https://www.starcouriernews.com/2023/03/co60a4z10 By: Rebecca Salerno
https://thecriticalreel.com/guo4cnjg For as long as I can remember, my Nanu (grandfather in Sicilian) has always been obsessed with his garden; from his eggplants and sunflowers, to his mint and cabbage. He would spend countless hours digging and weeding, making sure that every inch of his garden was alive and thriving. At the start of every spring my father and I would go help my Nanu in his garden, just about every other week or so. This was a tradition we held up for 17 years, until my grandfather was unable to care for his garden anymore.
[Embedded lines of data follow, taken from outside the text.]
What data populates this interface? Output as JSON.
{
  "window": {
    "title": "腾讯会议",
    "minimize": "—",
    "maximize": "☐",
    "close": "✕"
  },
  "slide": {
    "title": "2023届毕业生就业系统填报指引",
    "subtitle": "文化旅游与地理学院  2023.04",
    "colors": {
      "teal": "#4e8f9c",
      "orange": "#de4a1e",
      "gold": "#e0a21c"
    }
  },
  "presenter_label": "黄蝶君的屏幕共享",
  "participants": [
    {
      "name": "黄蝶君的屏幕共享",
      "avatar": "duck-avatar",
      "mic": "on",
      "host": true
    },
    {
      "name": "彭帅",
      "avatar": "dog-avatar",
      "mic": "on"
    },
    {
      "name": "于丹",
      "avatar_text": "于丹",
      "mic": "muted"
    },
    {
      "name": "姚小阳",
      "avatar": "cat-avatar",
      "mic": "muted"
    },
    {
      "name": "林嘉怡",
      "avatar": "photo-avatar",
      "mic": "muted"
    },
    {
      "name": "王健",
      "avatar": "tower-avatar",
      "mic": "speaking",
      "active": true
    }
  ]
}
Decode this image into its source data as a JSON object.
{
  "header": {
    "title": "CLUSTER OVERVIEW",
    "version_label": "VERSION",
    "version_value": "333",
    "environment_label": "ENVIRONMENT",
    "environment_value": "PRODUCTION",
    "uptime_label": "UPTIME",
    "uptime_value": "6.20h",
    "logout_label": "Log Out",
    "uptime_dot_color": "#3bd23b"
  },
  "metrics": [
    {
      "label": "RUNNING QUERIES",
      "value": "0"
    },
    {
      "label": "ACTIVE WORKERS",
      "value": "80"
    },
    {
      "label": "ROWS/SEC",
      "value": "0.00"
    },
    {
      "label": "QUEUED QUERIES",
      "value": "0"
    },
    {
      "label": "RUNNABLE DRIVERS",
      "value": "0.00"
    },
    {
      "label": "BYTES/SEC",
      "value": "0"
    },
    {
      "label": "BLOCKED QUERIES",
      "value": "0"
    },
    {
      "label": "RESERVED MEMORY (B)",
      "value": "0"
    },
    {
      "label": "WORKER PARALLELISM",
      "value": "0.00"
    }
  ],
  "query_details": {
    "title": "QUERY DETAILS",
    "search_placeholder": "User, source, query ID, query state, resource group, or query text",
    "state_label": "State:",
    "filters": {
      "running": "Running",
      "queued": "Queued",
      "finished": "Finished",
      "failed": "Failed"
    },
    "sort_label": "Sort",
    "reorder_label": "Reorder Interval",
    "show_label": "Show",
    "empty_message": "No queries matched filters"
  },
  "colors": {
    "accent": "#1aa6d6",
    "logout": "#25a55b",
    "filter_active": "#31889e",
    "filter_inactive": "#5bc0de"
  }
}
https://www.wavysurfcamp.com/6aco94kptqu One of my fondest memories from that time was when my Nanu introduced me to cherry tomatoes. It was my first time working in his garden, and me being the curious creature I was I just had to ask what every single plant was. Most of the plants already bloomed, and were showing off their bounty; the one that caught my eye was the cherry tomatoes. I asked my Nanu what these red and yellow balls were, and he laughed at me and asked me if I was born under a rock. We walked over to the plant and told me that they were cherry tomatoes. He plucked one off its vine and placed it in my hand. “Try it” he said, my four year old self was a bit apprehensive about this foreign object I was about to ingest, So I made my Nanu eat one first just to make sure it wasn’t poison. Once I concluded that I wasn’t about to die from food poisoning, I popped the tomato in my mouth. Believe me when I tell you it was love at first bite. It wasn’t my first tomato product, but it was my first whole tomato, my first plain and simple tomato. When my my Nanu wasn’t looking I snuck a couple more tomatoes in my mouth, and then maybe a few more a minute later. I had become obsessed. From then on every time I helped my Nanu in the garden he would always ask me to do a product test on the tomatoes, to make sure they weren’t poison. Which I can confirm they were not poison.